In response to some of these concerns, Cheshire proposed to the IETF that MDNS be changed to allow for small multicast domains to be created on a large network, without losing the zero configuration and service discovery features.
Cheshire pointed out that several vendors - Xirrus, Aruba , Cisco, Aerohive and Ruckus - are selling Bonjour proxy devices to help enterprise customers by relaying multicast traffic across large networks, but that these devices are making the multicast flooding problem worse.
"The software that already exists in Apple Bonjour and Linux Avahi has some wide-area capabilities. We have some tools to build with, but we have not put it together right,'' Cheshire said. "The question is whether there is interest in the IETF to step in and do it better"
Representatives of Xirrus, Cisco and CheckPoint said they were interested in seeing this work go forward at the IETF.
'We would much rather put our development efforts into a standard protocol," said Aaron Smith, Director of Software, Applications and Services at Xirrus. "We are really heavy into the education market; nearly half of our engagements are in K-12 or higher ed. We're very interested in this kind of approach, especially if Multicast DNS would work better on Wi-Fi."
"I fully support this work," said Check Point Fellow Bob Hinden. "It's a real problem today. It's going to be worse with multiple subnets in the home."
Kerry Lynn from the IEEE outlined the requirements for a new standard that would fix MDNS
"We need to build something that's scalable, usable and deployable," Lynn said. "It needs to enable DNS-based service discovery across lots of links. It needs to work with both local and global use. And it needs to be scalable in terms of network traffic."
Thomas Narten, who works on Internet Technology and Strategy at IBM, led the discussion about creating an MDNSext working group. Narten said he expects the IETF to make progress on creating a standard fix to the Bonjour problem between now and when the IETF meets again in Orlando in March.
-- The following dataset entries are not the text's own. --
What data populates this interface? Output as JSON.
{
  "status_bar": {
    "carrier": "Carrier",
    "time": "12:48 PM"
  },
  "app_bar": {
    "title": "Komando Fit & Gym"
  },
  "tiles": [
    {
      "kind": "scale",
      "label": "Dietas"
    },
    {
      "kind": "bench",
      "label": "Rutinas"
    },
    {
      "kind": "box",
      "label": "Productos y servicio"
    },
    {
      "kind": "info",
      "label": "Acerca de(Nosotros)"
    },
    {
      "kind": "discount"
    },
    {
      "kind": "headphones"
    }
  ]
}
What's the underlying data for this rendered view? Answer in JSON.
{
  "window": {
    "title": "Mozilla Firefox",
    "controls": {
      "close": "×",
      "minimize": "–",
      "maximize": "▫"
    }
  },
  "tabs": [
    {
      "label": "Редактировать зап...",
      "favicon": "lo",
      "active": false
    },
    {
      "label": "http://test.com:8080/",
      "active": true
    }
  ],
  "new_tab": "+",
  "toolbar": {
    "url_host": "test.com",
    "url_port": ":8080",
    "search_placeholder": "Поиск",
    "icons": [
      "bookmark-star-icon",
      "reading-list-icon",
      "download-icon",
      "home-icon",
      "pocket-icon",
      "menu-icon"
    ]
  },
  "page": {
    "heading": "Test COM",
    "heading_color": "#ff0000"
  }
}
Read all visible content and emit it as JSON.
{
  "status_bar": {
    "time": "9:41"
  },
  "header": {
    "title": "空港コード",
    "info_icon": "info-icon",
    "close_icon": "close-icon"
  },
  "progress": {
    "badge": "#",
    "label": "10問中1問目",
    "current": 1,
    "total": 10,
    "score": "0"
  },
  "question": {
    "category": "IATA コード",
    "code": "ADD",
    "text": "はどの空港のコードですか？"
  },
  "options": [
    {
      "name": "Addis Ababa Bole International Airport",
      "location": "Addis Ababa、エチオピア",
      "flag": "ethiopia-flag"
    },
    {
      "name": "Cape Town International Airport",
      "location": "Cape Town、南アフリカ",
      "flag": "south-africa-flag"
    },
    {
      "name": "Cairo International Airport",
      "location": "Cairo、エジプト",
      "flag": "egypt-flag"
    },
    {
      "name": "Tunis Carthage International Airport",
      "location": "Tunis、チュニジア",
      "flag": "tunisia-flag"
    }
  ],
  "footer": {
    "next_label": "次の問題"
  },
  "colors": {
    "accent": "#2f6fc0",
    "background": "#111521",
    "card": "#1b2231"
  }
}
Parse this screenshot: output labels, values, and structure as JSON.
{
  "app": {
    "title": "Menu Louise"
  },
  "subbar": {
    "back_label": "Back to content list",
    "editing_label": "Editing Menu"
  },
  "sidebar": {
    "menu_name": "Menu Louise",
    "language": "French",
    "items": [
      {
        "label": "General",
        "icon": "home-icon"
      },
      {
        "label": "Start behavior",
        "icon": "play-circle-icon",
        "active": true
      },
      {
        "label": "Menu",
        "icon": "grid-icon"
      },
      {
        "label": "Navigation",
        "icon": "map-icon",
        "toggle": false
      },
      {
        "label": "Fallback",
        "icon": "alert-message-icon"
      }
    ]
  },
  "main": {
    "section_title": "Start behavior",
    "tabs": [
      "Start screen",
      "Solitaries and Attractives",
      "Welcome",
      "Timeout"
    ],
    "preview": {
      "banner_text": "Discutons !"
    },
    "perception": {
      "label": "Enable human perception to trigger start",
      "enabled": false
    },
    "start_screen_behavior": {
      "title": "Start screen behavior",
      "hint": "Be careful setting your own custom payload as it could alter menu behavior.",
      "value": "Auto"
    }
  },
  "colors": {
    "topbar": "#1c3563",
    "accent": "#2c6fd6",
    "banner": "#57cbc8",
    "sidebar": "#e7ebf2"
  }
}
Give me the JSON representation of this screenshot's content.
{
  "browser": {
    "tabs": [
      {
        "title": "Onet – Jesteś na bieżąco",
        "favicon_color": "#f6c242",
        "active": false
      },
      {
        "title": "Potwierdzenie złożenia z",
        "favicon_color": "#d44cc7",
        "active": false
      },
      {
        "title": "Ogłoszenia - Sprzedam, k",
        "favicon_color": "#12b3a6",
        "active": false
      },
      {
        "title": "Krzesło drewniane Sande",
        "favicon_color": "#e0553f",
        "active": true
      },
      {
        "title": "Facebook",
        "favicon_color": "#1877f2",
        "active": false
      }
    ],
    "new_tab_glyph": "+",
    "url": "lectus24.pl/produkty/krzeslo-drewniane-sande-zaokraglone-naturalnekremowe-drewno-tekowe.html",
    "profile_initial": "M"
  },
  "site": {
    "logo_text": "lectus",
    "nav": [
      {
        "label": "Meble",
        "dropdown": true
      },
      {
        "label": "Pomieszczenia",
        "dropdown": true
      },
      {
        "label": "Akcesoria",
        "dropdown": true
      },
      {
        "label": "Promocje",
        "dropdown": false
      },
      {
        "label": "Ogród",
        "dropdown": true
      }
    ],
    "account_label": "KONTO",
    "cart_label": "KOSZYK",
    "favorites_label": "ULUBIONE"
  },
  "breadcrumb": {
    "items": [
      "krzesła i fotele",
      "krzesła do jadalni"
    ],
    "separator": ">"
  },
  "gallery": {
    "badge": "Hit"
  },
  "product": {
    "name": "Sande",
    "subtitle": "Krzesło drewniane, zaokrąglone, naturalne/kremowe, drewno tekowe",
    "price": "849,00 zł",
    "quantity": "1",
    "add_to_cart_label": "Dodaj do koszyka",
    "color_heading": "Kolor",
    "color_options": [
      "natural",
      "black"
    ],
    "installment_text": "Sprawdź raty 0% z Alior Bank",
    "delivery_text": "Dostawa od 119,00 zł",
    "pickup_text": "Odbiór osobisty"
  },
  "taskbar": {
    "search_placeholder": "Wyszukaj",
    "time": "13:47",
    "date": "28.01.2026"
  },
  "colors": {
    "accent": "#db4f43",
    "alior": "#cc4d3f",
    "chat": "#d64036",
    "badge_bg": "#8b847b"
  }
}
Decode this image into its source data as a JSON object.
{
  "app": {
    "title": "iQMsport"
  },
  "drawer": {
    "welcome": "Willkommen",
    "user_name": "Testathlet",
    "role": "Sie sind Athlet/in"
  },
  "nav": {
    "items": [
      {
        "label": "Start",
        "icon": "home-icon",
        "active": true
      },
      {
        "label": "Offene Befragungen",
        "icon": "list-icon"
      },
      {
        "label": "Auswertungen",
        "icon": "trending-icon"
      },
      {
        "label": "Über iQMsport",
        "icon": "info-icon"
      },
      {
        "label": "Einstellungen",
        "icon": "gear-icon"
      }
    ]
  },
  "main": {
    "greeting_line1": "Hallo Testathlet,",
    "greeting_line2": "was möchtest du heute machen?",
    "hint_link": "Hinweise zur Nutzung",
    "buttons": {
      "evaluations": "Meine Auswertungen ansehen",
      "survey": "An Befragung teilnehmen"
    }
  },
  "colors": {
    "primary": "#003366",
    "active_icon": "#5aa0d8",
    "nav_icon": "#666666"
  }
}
"There's a recognition of the problem and a willingness to work on it," Narten said. "We have to figure out how best to get to a solution. The universities are hurting; they're seeing this problem for real."
Read more about lans & wans in Network World's LANs & WANs section.